Mark Grescler, head, military science; MA Webster University, St. Louis; teaching: brigade training officer, Fort Bliss, Texas; specialty: air defense artillery; start date: August 1.
Dean Hanink, head, geography; Ph.D. University of Georgia; teaching: UConn; specialty: economic analysis of environmental issues, international trade, economic geography; start date: August 23.
Scott Hasson, head, physical therapy; Ph.D., University of Northern Colorado; teaching: professor and director of post-professional program, school of allied health sciences, Texas Women's University; specialty: exercise science, orthopedic physical therapy, muscle injury; start date: June 1.

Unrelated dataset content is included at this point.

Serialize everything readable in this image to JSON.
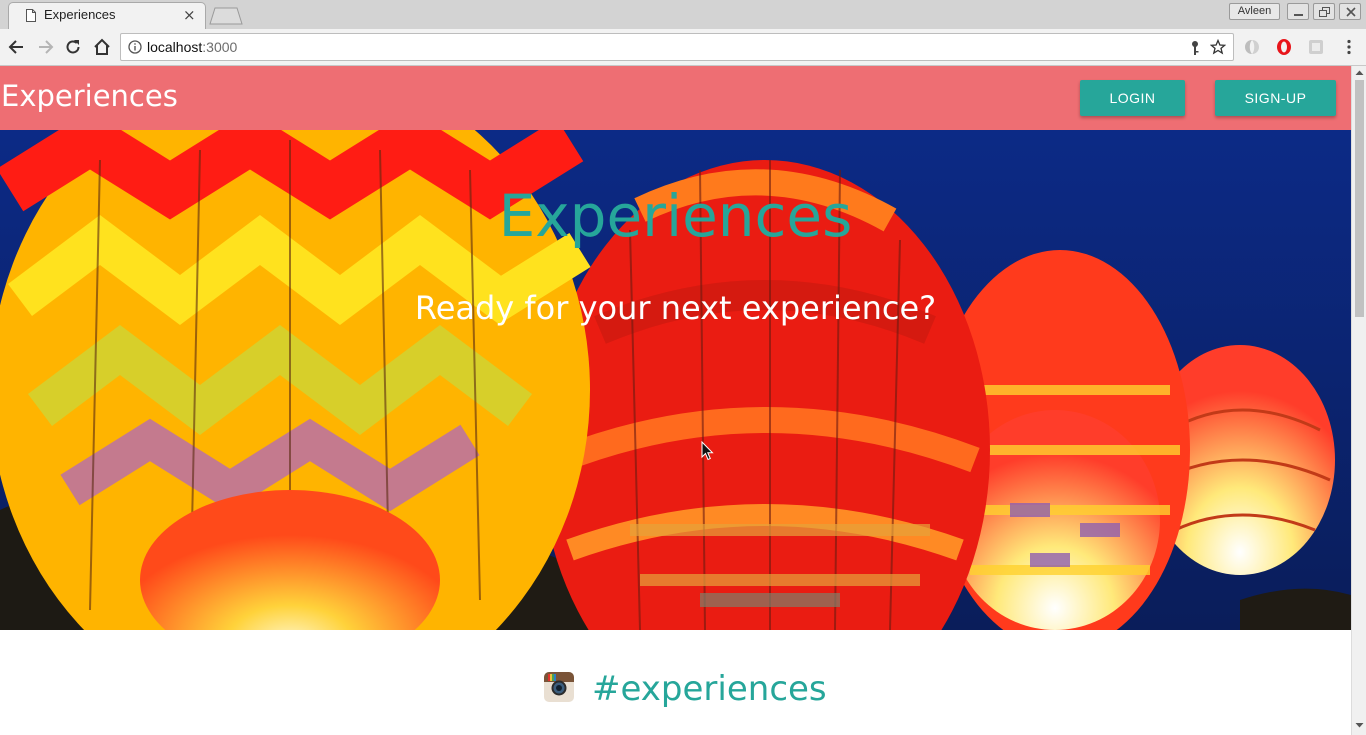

Eric Hill, head of performance arts/associate artistic director, dramatic arts; MFA Temple University; teaching: guest faculty member at UConn; specialty: acting and directing; start date: August 23.
David Jordan, acting head, electrical and systems engineering; Ph.D. Cornell University; teaching: UConn; specialty: digital control systems; start date: July 1.
John Rourke, head, political science; Ph.D. UConn; teaching: UConn; specialty: international relations, American and comparative foreign policy; start date: June 1.
Robert Stephens, head, music; Ph.D. Indiana University, teaching: Montclair State University; specialty: music education; start date: July 1.
Richard Thornton, interim head, art and art history; MFA Cranbrook Academy of Art; teaching: UConn; specialty: graphic design; start date: August 18.
Philip Yeagle, head, molecular and cell biology; Ph.D. Duke University; teaching: professor, SUNY Buffalo; specialty: membrane structure and function, biochemistry; start date: August 23.
Susan Eisenhandler, acting director, Waterbury campus; Ph.D. UMass, Amherst; teaching: UConn; specialty: social gerontology; start date: August 23.
Carol Rusaw, acting director, Institute of Public Service; Ph.D. Virginia Polytechnic; teaching: UConn; specialty: management and organization development in the public sector; start date: August 18.